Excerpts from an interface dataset
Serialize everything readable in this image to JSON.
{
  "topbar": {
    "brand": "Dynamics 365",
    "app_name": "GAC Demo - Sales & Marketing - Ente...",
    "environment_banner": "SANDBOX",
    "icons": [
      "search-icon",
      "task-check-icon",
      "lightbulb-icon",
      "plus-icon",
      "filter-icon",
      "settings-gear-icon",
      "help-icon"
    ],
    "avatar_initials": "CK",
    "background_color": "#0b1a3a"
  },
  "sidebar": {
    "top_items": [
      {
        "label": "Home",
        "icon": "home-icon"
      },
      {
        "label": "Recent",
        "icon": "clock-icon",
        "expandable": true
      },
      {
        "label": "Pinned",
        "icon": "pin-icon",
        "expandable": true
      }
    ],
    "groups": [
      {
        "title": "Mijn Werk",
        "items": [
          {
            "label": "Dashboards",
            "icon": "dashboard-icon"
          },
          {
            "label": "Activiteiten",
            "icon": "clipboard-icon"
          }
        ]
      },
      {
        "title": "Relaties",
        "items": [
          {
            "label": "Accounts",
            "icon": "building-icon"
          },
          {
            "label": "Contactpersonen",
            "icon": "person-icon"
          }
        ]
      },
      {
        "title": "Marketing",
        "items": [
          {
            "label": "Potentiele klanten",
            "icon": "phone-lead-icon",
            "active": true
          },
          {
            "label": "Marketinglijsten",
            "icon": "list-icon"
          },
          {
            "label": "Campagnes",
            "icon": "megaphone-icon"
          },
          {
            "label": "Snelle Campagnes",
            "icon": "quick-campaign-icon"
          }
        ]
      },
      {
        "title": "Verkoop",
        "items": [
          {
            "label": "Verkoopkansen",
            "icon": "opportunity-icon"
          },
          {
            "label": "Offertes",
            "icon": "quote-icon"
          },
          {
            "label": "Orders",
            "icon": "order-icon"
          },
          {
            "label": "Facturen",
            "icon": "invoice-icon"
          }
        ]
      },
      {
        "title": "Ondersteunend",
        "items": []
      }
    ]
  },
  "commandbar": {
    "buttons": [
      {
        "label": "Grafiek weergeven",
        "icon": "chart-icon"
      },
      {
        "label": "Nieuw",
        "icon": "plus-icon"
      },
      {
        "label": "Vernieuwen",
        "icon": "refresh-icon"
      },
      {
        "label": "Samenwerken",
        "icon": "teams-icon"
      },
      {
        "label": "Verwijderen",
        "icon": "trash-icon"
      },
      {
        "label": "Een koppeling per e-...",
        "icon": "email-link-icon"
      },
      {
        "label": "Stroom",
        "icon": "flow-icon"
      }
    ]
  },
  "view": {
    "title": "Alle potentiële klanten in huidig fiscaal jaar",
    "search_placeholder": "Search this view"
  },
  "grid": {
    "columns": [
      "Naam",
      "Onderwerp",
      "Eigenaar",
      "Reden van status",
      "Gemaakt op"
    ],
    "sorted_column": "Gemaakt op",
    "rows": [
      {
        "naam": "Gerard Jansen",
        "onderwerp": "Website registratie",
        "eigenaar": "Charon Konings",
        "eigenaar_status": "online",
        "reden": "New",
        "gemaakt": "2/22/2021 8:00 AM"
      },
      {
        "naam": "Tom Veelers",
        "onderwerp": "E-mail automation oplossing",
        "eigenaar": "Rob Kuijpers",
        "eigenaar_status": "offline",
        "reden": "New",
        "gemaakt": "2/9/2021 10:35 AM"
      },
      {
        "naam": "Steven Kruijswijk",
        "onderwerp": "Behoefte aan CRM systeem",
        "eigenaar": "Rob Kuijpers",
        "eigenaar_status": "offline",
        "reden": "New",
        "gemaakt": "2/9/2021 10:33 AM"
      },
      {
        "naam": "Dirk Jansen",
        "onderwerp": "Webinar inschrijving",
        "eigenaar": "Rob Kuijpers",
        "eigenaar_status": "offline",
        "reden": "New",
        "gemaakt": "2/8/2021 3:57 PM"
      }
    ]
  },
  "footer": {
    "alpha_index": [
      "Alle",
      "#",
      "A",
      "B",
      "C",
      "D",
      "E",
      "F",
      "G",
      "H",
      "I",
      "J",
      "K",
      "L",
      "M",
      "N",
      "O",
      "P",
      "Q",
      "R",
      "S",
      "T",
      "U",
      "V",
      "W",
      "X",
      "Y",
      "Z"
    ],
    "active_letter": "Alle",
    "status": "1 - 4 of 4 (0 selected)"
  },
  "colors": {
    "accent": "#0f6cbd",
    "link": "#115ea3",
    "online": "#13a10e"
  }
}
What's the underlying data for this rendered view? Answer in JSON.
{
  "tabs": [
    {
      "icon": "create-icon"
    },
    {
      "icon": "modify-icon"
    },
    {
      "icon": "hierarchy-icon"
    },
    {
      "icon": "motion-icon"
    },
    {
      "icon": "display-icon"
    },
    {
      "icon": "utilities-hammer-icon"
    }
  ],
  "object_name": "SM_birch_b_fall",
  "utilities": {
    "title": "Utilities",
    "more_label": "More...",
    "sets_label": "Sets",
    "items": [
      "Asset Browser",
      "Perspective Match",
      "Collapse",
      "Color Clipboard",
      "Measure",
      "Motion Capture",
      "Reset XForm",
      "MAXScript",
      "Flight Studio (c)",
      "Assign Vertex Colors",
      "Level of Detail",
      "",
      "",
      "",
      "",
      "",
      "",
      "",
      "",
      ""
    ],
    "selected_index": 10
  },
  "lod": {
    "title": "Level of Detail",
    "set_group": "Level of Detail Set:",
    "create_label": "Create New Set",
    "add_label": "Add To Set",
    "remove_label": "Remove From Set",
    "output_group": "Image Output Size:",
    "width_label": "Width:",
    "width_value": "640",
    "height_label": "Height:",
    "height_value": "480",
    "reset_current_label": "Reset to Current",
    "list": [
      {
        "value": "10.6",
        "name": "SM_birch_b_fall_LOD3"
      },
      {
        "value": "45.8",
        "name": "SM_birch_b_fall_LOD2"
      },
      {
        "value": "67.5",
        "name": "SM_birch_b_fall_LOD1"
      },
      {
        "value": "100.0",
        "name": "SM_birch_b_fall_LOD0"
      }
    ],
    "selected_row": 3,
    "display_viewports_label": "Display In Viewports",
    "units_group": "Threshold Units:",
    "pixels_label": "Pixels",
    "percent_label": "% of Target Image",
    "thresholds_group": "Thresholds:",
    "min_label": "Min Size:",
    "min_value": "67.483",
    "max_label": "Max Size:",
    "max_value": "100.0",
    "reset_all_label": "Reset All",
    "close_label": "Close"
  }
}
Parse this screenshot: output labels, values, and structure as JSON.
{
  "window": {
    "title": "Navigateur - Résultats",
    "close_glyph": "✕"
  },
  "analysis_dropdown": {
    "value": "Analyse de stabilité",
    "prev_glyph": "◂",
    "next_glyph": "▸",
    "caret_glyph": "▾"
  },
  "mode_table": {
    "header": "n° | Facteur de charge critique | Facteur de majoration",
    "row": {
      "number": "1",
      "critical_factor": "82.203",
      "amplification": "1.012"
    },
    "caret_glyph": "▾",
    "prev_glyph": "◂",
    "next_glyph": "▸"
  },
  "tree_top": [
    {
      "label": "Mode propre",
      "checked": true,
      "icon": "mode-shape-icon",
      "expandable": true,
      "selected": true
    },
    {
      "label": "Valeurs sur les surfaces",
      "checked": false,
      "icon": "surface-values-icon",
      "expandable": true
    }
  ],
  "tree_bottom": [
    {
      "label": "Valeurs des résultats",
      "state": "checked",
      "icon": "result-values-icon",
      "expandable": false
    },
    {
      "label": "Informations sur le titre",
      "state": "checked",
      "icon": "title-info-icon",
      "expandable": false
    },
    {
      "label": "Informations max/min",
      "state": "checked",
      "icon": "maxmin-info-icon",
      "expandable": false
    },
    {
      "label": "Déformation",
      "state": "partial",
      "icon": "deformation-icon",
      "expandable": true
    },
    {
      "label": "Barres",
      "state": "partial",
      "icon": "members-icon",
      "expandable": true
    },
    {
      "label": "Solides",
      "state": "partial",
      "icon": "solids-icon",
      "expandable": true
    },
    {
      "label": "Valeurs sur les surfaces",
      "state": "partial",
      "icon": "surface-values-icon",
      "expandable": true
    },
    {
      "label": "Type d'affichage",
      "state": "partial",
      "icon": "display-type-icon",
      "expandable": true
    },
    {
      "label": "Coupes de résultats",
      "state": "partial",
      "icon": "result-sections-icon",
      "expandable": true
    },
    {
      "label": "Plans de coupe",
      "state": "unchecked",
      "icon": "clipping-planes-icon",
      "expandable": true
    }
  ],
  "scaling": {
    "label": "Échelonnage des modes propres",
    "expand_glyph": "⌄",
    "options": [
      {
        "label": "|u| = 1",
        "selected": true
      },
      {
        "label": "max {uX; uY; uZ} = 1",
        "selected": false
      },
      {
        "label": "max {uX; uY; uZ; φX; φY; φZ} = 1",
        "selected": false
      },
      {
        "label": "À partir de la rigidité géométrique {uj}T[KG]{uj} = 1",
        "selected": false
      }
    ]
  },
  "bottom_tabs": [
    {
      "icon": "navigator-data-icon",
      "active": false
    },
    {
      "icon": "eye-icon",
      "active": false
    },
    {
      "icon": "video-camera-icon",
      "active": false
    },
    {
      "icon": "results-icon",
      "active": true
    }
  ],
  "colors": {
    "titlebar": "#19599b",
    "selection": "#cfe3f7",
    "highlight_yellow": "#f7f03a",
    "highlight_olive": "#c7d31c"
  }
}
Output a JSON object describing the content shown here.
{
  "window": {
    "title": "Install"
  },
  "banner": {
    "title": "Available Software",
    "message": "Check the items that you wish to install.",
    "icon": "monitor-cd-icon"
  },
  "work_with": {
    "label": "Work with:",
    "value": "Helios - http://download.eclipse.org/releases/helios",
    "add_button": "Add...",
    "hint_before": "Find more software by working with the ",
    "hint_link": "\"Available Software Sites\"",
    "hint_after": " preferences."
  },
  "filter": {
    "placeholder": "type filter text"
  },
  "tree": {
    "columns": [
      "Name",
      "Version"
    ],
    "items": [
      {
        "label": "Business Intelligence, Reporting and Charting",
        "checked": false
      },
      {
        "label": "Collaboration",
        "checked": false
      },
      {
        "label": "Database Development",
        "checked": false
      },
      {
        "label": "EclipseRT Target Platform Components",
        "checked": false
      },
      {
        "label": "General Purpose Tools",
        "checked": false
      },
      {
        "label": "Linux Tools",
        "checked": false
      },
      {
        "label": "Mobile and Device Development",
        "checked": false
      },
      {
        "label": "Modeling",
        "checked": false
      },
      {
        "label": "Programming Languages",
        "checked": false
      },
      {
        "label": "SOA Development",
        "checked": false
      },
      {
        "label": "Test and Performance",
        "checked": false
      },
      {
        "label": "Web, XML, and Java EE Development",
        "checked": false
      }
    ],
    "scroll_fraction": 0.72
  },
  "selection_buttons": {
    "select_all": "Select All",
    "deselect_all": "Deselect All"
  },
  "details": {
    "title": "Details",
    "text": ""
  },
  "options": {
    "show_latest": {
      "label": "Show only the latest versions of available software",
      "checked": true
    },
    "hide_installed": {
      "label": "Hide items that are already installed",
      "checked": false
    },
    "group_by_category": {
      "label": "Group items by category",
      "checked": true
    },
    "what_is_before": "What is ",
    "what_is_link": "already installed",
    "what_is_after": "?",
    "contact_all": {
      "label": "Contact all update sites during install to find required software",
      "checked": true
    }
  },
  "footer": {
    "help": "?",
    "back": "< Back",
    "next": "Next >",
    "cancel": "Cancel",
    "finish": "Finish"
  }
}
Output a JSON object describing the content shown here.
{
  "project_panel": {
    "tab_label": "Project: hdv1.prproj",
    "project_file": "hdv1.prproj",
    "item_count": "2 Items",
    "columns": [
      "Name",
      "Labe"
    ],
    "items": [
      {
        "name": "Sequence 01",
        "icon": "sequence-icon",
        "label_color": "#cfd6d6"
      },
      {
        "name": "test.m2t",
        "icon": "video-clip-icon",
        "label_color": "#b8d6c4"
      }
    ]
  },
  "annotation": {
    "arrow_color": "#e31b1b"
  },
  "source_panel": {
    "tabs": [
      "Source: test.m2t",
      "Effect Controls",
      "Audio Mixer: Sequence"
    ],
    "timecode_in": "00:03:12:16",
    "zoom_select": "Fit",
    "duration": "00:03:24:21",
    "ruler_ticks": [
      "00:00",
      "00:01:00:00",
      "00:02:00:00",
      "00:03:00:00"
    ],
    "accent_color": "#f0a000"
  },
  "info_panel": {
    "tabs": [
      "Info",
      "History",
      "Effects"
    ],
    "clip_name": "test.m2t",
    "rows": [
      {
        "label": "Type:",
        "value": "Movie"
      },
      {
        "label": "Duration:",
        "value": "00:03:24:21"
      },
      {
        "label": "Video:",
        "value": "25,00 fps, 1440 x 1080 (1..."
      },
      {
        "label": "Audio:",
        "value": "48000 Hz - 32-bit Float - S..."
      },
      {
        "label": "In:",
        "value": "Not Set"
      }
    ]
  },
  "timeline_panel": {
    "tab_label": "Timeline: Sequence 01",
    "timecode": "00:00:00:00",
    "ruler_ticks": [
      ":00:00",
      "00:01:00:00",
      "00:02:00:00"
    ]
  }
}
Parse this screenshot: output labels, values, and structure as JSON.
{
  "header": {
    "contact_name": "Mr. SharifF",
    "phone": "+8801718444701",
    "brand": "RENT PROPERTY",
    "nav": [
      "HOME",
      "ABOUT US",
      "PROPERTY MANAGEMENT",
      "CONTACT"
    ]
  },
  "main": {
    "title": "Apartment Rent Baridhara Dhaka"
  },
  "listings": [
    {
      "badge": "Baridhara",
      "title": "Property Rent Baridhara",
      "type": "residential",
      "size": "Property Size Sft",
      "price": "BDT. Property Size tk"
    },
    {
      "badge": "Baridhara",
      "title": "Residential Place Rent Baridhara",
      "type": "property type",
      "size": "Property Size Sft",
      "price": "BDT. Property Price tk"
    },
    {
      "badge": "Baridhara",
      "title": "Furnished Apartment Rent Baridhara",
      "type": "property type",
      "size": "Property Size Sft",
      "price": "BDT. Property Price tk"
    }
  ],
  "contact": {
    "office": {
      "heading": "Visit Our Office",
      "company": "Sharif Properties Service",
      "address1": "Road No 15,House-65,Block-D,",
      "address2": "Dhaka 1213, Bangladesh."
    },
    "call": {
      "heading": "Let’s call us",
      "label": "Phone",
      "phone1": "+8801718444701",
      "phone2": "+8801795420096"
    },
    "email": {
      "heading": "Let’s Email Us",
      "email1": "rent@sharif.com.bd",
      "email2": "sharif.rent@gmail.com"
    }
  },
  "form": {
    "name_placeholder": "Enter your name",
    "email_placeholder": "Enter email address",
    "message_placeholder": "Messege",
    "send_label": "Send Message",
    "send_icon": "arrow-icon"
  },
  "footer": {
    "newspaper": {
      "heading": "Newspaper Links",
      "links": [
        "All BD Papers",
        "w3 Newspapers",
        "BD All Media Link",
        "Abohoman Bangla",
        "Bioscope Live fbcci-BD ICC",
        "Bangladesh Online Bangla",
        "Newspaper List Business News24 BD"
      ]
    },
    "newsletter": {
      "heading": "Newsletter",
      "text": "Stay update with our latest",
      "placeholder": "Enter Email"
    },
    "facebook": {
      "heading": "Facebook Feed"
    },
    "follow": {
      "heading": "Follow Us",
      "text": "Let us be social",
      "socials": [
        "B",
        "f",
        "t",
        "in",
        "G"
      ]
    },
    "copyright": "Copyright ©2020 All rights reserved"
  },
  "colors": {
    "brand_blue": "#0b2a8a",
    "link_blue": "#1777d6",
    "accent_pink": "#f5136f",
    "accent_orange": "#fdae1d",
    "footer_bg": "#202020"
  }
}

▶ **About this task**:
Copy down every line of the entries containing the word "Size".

▶ **Solution to this task**:
    "output_group": "Image Output Size:",
    "min_label": "Min Size:",
    "max_label": "Max Size:",
      "size": "Property Size Sft",
      "price": "BDT. Property Size tk"
      "size": "Property Size Sft",
      "size": "Property Size Sft",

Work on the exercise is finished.